Allergic rhinitis is a symptomatic disorder of the nose induced after allergen exposure by an IgE-mediated inflammation of the membranes lining the nose. It is a global health problem that causes major illness and disability worldwide. Over 600 million patients from all countries, all ethnic groups and of all ages suffer from allergic rhinitis. It affects social life, sleep, school and work and its economic impact is substantial. Risk factors for allergic rhinitis are well identified. Indoor and outdoor allergens as well as occupational agents cause rhinitis and other allergic diseases. The role of indoor and outdoor pollution is probably very important, but has yet to be fully understood both for the occurrence of the disease and its manifestations.
In 1999, during the Allergic Rhinitis and its Impact on Asthma (ARIA) WHO workshop, the expert panel proposed a new classification for allergic rhinitis which was subdivided into 'intermittent' or 'persistent' disease.
This classification is now validated. The diagnosis of allergic rhinitis is often quite easy, but in some cases it may cause problems and many patients are still under-diagnosed, often because they do not perceive the symptoms of rhinitis as a disease impairing their social life, school and work.
The management of allergic rhinitis is well established and the ARIA expert panel based its recommendations on evidence using an extensive review of the literature available up to December 1999. The statements of evidence for the development of these guidelines followed WHO rules and were based on those of Shekelle et al. A large number of papers have been published since 2000 and are extensively reviewed in the 2008 Update using the same evidence-based system. Recommendations for the management of allergic rhinitis are similar in both the ARIA workshop report and the 2008 Update. In the future, the GRADE approach will be used, but is not yet available.
Another important aspect of the ARIA guidelines was to consider co-morbidities. Both allergic rhinitis and asthma are systemic inflammatory conditions and often co-exist in the same patients. In the 2008 Update, these links have been confirmed.

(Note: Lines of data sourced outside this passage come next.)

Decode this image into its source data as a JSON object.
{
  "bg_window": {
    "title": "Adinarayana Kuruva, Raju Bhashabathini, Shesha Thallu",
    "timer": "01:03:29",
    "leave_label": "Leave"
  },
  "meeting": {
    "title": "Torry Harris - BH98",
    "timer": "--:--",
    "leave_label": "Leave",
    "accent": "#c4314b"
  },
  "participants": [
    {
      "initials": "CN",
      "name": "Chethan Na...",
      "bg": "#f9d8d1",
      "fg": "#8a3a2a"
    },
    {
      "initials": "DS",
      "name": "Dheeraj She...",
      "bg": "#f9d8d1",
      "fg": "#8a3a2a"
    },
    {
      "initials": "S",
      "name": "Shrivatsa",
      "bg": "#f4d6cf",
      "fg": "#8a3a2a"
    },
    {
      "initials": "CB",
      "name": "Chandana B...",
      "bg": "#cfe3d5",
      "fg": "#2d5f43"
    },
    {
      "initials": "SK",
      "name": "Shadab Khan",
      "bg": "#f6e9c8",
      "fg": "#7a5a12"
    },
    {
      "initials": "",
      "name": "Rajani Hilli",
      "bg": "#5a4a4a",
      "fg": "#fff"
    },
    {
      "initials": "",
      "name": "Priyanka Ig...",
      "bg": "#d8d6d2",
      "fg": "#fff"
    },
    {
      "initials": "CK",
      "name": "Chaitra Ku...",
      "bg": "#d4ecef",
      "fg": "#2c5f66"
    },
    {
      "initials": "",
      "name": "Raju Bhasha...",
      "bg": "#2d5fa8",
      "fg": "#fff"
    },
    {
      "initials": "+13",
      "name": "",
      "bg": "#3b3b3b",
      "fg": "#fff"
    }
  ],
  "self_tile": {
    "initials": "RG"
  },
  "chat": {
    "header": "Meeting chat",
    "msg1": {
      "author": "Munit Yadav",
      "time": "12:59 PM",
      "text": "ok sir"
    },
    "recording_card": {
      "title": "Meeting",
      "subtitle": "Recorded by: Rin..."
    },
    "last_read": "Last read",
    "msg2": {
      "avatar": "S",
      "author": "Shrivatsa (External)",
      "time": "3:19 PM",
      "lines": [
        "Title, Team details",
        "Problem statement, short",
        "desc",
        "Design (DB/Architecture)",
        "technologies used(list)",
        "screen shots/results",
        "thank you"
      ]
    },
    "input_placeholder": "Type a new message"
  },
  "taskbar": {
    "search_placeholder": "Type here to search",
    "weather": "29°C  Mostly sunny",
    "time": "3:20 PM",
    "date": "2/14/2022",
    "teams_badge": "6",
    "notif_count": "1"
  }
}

The ARIA document is not intended to be a standard-of-care document for individual countries. It is provided as a basis for physicians, health care professionals and organizations involved in the treatment of allergic rhinitis and asthma in various countries to facilitate the development of relevant local standard-of-care documents for patients.
- aqueous nasal spray
- placebo-controlled trial
- skin-test reactivity
- intranasal fluticasone propionate
- randomized controlled-trial
- natural-rubber latex
- laboratory-animal allergy